The Florida courts, decentralized like Texas, also developed a statewide web portal through which all court documents are electronically filed.
The Benefits of Digitization
Why should courthouses and other facilities and organizations want to digitize their collections and holdings?
In general, digitization protects citizens’ rights and ensures accountability of all parties involved in a transaction. It promotes saving important documents and records of experiences. For example, part of NARA’s initiative is to promote research and storage of items that illustrate the American Experience.
The digitization of courthouse databases provides some highly convenient advantages.
In terms of access, courthouse databases are now available online to anyone with a web browser. Earlier versions of electronic records required people to access them using a dedicated workstation and specialized software. Now, it doesn’t matter where someone is located geographically, he or she can access the files anytime from anywhere from most mobile devices or computers.

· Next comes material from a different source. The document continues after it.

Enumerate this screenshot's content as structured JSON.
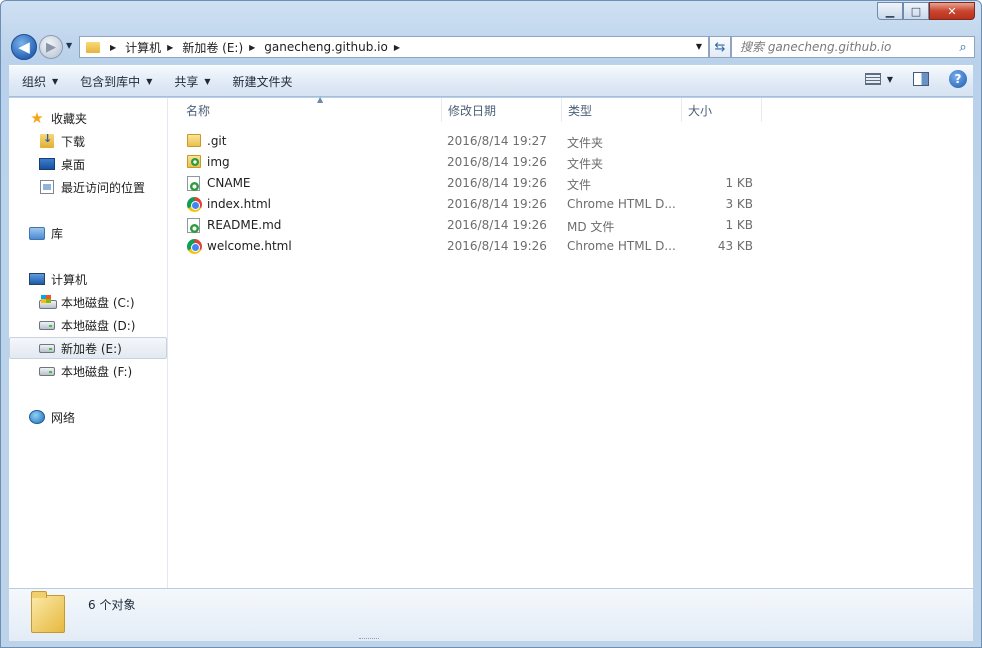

Digitization also makes materials and the accompanying metadata available for reuse on other platforms and organizations. For example, the local police department can embed an application that accesses the courthouse database for any county so people could check for warrants and tickets without leaving the website. Google does something similar with its Map widget that can be embedded on your website to help people find your business.
Once you are past the initial expense, digitization reduces costs and returns the investment in several ways.
- It reduces foot traffic to the courthouse, saving wear and tear on the building, parking lot, and furnishings.
- It eliminates the need to handle court records physically. The paper documents can be maintained without damage from skin oils, wrinkling, and tearing.
- It reduces the chance a record will become lost, either through misfiling or destruction.
- Physical records can be relocated to off-site storage, which is often less expensive than maintaining a file room at the courthouse.
- Overhead for document tracking is also reduced.
Digitization allows for easy keyword-based searches. Instead of pulling multiple files in the hope of finding the correct record, you can enter keywords and make a selection from a list on the screen.
The improvement in file security is another advantage of digitization. How often have records been lost in courthouse fires, floods, or storms? How many documents were pilfered, never to be returned? A benefit of online access is that it creates a record of who accessed the record, the date, time, and whether any changes were attempted or made to the record.
Certainly, cyber-security is of paramount importance, but the ability to restore an electronic database from a backup more than pays off for the added software, hardware, and IT resources needed to keep hackers out.
CourthouseDirect.com takes advantage of the new digital platforms to provide services to landmen, surveyors, property developers, and owners, as well as all those involved in real estate, construction, and the oil and gas industry. You can log into our website and search for deeds and other property records from your office or phone.
Through the secure portal, you have access to thousands of public records from across the United States. We offer a range of services to help you optimize your business and streamline your property search. From historical deeds to the latest title transfers, you can easily find the document you need without a visit to the local courthouse.
Without the courthouse database digitization, we would not be able to provide this type of service. You reap the benefits as well, with access to records that, in the past, would have taken days if not weeks to procure.